It’s never a good thing when one of the largest companies in your industry decides to file for bankruptcy. Such news sends shivers down the spine of everyone, from CEOs to deck hands to suppliers.
But financial, management and market circumstances often dictate such decisions, and many times they are for the best, enabling the company to reorganize, redirect, reinvest and forestall outright closure.
Troubles at American Commercial Barge Line (ACBL), one of the largest barge operators with a fleet of 3,550 covered hopper and open barges for dry products and tank barges for liquids that operate mostly along the Mississippi River system, have been mounting for the past few years.
Based in Jeffersonville, Ind. and in operation since 1915, the company officially filed for Chapter 11 bankruptcy last Friday at the U.S. Bankruptcy Court in Houston, seeking court approval of an agreement with a group of lenders to restructure more than $1 billion of debt. It’s not the first blush with bankruptcy, and the company rebounded from a filing in 2003; it was bought by equity firm Platinum Equity LLC for nearly $800 million in 2010.
ACBL started to feel the pinch about four years ago when a slowdown hit the barge market. The company closed JeffBoat, its shipbuilding arm that was one of the country’s largest inland shipbuilders, in 2018 citing poor market conditions. It has invested heavily in its fleet and operations in recent years and sold some of its barges to Campbell Transportation in 2017.
Then the downward spiral accelerated: U.S. manufacturing continued to stagnate, causing a weakening in the demand for dry bulk shipping. Historic flooding and high water along the Mississippi last year were unprecedented and long-lasting, forcing the idling of barge fleets and the disruption of river commerce for many months. And the Trump administration’s trade war with China didn’t help as it dragged on, essentially drying up the biggest market the U.S. has for soybean exports — which is one of ACBL’s biggest cargoes.
“During these lower demand periods in the barge market, ACBL could just not carry their existing debt load. With this pre-packed restructuring plan (meaning the terms of restructuring are already agreed to by the parties), we will reduce our debt by nearly $1 billion dollars, saving us nearly $160 million a year in cash cost for finance and amortization payments,” Mark Knoy, ACBL’s president and CEO, told me in an interview just before the Feb. 7 filing.
“We will also get a $200 million cash infusion that will provide more opportunity to invest in the industry in smarter ways, with equity versus more debt. This plan will put us back on the prowl for growth and expansion opportunities.”

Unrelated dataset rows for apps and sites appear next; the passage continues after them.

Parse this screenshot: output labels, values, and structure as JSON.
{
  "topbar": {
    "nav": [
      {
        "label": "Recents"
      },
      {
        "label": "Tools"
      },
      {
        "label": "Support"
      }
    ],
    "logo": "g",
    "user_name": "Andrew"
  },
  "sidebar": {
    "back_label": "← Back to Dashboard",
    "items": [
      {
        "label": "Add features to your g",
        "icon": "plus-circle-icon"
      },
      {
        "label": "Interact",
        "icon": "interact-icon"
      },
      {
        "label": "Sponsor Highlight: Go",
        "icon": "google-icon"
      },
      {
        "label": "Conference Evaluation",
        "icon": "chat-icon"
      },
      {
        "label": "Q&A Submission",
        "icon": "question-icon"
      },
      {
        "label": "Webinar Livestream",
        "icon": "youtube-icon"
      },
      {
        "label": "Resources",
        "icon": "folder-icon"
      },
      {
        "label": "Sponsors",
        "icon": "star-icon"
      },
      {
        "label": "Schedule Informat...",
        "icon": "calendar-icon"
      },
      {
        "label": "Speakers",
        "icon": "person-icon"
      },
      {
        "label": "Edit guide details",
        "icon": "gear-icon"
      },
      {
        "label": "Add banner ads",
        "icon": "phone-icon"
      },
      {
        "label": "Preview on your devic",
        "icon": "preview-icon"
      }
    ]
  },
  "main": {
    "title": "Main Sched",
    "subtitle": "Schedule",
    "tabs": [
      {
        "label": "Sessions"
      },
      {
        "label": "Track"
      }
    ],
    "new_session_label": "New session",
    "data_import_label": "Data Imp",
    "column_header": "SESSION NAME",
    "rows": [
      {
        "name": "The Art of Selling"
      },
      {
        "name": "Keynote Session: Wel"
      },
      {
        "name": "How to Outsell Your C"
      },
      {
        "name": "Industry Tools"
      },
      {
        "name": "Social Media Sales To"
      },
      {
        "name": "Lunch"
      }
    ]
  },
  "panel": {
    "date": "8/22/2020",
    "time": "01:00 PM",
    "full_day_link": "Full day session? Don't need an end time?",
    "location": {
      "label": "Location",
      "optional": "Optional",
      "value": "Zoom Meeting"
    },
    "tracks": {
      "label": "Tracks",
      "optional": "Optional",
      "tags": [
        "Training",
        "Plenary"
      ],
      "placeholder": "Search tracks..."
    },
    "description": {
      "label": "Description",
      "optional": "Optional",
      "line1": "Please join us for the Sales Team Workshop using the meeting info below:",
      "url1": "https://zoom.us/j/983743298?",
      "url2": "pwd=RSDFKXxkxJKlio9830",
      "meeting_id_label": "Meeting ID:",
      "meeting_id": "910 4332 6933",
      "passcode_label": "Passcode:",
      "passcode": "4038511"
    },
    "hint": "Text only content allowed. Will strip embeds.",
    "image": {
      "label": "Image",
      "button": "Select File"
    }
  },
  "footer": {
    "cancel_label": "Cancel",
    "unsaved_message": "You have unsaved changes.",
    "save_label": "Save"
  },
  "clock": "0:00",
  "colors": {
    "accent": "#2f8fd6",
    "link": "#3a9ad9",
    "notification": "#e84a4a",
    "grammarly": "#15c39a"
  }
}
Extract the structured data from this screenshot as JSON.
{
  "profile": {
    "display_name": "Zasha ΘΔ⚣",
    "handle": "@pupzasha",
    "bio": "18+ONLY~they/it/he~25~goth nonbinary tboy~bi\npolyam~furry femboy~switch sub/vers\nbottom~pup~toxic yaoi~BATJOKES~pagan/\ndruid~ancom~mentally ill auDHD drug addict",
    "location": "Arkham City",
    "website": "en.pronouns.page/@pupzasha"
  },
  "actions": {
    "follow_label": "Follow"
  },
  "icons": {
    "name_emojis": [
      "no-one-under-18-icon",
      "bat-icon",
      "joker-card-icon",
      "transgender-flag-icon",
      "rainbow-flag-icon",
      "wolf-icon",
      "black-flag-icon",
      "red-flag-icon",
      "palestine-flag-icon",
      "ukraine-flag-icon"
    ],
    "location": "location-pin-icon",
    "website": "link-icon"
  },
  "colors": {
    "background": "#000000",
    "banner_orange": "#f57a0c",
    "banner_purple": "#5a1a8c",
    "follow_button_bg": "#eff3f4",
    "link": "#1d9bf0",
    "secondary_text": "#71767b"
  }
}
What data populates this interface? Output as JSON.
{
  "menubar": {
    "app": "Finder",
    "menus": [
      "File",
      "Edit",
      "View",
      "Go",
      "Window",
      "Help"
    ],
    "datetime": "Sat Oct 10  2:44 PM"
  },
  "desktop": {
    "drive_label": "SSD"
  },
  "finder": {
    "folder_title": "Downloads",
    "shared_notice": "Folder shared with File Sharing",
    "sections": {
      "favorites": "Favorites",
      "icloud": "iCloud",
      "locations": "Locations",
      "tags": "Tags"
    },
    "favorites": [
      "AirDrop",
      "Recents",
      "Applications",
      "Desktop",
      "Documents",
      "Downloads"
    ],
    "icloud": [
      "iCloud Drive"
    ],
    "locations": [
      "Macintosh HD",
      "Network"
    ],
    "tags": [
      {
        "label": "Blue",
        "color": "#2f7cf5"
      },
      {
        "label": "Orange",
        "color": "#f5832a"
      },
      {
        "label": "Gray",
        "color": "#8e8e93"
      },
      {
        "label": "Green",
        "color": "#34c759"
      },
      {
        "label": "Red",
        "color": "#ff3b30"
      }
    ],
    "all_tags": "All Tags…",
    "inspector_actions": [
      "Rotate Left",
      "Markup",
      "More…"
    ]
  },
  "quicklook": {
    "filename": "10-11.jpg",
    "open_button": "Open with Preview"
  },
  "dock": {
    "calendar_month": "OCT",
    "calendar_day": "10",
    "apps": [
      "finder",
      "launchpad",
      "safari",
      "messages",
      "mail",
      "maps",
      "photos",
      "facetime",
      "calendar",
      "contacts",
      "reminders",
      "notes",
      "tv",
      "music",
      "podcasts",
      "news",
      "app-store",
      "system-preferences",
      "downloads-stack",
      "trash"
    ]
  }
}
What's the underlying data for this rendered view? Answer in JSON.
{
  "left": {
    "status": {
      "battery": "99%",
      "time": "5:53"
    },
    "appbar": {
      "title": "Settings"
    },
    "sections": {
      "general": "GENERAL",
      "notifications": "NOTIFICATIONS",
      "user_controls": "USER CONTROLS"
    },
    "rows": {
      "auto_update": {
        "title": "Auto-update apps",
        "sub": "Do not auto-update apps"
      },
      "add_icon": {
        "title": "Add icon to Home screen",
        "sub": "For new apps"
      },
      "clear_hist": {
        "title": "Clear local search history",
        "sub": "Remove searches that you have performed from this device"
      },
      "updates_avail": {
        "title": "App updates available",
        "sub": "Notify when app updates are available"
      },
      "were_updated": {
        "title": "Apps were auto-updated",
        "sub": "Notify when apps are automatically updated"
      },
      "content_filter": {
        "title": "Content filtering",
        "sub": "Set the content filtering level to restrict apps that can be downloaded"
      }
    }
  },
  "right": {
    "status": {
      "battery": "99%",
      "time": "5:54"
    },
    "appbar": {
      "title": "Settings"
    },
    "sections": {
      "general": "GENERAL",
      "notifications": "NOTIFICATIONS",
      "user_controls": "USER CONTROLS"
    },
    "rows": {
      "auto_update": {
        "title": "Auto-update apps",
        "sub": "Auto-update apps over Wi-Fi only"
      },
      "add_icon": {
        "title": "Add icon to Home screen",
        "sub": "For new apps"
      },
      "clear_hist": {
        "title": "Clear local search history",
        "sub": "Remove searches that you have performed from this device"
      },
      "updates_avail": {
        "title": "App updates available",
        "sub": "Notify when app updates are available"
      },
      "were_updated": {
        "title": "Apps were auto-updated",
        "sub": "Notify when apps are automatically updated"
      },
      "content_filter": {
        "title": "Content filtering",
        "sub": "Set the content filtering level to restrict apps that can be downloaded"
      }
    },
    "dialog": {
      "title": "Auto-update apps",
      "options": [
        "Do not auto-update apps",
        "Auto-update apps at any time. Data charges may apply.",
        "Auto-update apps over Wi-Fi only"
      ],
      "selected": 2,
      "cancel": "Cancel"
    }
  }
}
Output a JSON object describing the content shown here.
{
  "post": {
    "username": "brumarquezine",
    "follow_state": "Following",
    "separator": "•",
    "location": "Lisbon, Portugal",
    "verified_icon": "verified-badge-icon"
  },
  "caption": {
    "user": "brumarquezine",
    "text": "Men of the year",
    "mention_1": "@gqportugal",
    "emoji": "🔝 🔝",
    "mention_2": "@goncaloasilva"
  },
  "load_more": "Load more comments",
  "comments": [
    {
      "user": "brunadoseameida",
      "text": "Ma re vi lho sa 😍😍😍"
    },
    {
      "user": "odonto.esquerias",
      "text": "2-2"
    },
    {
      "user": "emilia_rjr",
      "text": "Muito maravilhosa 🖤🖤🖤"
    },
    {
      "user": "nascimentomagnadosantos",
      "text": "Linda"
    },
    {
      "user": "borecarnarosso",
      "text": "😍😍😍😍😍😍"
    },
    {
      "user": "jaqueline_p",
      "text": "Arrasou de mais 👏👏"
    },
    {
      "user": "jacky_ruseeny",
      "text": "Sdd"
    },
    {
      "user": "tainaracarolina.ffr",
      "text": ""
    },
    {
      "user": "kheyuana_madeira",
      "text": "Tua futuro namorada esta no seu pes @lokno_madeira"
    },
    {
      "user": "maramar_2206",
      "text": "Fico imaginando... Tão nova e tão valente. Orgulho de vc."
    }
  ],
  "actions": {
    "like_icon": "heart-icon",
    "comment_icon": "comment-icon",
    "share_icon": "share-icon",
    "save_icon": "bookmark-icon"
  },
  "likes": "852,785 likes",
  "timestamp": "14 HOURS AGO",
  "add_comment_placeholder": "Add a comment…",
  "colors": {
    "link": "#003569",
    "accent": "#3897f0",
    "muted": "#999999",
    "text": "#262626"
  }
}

Although he believes the fundamentals of the barge industry are strong, Knoy said “the dynamics of supply and demand, the cost of equipment and frankly we just over leveraged ourselves,” which happens when a company takes on too much debt.
“In 2014-2015, business margins were much greater than they were today and we entered into these slow periods and we struggled carrying that heavy debt load and really weren’t able to meet those challenges.”
He called the filing “significant and unique,” in that it is a pre-packaged plan aimed at reducing debt by $1 billion.
“This is extremely good for us and also for the industry because we probably have $50 million a month in trade credit out in the industry and you’d hate to see those people get hurt by our demise, so with the term loan lenders coming in and exchanging debt for equity and providing $200 million in liquidity, I think it will make ACBL a very strong competitor once again,” said Knoy, who has headed the company since 2011.
“I think most of our competitors will be standing up and taking notice of that. We’ll have as good a balance sheet as just about anybody in the industry if not better, so I think it will change our competitiveness in the marketplace considerably.”
An article in freightwaves.com on Monday interestingly suggested that the bankruptcy could be good for barging as ACBL would not be inclined to take contracts at lower rates — which could have rate repercussions in both dry and liquid sectors of the industry. It also notes that although there has been speculation that ACBL might divest its tank barges — perhaps to Kirby — this is unlikely in light of the expected investment in the business.
Knoy cited loss of the soybean market, volatile weather and “significant unplanned and planned closures of waterways infrastructure over the past few years” as major factors.
“But certainly a heady market would have helped offset some of that, but part of the problem last year was that you just could not deliver freight,” he added. “We spent nearly $100 million of extra costs to deliver 20 percent less freight, so those numbers just don’t work.” He estimates that the company lost $200 million over the last couple of years.
Knoy, who follows a family tradition in the riverboat business and started his career as a deckhand, has been meeting with employees and mariners to explain the filing.
“I’ve gotten great feedback,” he said in a video message to workers. “They support the actions we’re taking. They have confidence in us and our future.” He said the company will be operating normally during the reorganization.
ACBL’s predicament reflects broader difficulties facing many in the inland barge industry. Recovery from market slowdowns, unprecedented weather events, international trade disputes and the effect of an over capitalization of the fleet will be slow. Read more about it in our April cover story that assesses the state of the inland industry.